"They seem to have bought into some things that I need 'em to buy in to, and that is, regardless of the experience level, we've got a long way to go," Hillman said before his team's 11-5 win over the Rockies. "We finished in last place."
He said the players know they must get better if they hope to compete in the American League Central. They've committed to improving, which has complicated Hillman's job.
"Right now, we've got the brewing of some good, difficult decisions," he said.
A star from afar: Hillman is a media star in Japan. No doubt about that. He's found himself as much in demand by Japanese journalists as ballplayers with names like Ichiro, Nomo, Matsui or Matsuzaka are.
Baseball fans in Japan want to keep up with Hillman's doings almost as much as they want to keep up with what the players they exported to America are doing.
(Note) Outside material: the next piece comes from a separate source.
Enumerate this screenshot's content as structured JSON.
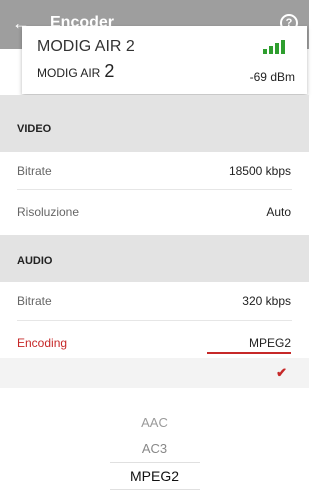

In Japan, fans worship the players. In Japan, they revere the managers.
That's something that the 45-year-old Hillman, who managed the Hokkaido Nippon Ham Fighters in Japan for five seasons, hasn't grown comfortable with -- the adulation.
"You're held in very high esteem," Hillman said. "It's nice, but with my personality, it's a little bit embarrassing to be honest with you."
He said when friends ask him about what stood out about his managing a baseball team in Japan, Hillman had no hesitation is providing the answer.
"The answer was the same for five years in Japan, and the answer is the same today," he said. "The most surprising thing to me about managing in Japan was the importance that they believed my position held while I was there."
Did you know: Hall of Famer George Brett has many team records that he's understandably proud of, but here's one he might like to see somebody else's name next to. With 235, Brett is the franchise's all-time leader in grounding into double plays. Hal McRae is No. 2 on the list with 165.
Webcasts available: Radio reports of Tuesday's game and all the Royals' Cactus League and regular-season games are now available as Web casts.
Fans can buy a subscription to hear live coverage of the exhibition season at royals.com. To sign up, click on Multimedia and then go to Gameday Audio. The multimedia feature costs $14.95, and the package includes broadcasts of the team's 162 regular-season games, plus the Major League Baseball postseason games.
Steve Stewart will provide play-by-play of the Cactus League games not carried on the Royals Radio Network. During the Web cast, Stewart will be joined by other broadcasters and Royals baseball operations officials. Fans can interact with the booth on the web at firstname.lastname@example.org.
Back in action, maybe: First baseman Ryan Shealy, who returned to camp on Monday after being bedridden with the flu, has ground to make up in his battle to win a spot on the Opening Day roster. Shealy is expected join his teammates on Wednesday for their road trip to Scottsdale, Ariz.
"I've got him on the travel list for tomorrow," Hillman said. "We'll see how he feels today and make a decision."
Odds 'n' ends: Pitcher Brian Bannister kicked off the first Web chat on royals.com on Tuesday. The Web chat will be a monthly feature for the Royals' site, and different players will be called on to share their thoughts with fans. ... The Royals will meet the Rockies just once more this spring. The teams play in Surprise, Ariz., on Friday. ... Right-hander Brett Tomko was the first Royals pitcher to bat this spring. He went hitless in the at-bat. Tomko was lucky enough to have a second at-bat, though he fared no better.
Quotable: "I don't think there's been a whole lot of games in my whole career that I haven't been nervous." -- Tomko, after his first Cactus League start
Up next: The Royals travel to Scottsdale Stadium to take on the Giants. Right-hander Gil Meche will start for the Royals, and Meche will face Barry Zito. Hideo Nomo, Jimmy Gobble and Chin-hui Tsao are also expected to take the mound for the Royals.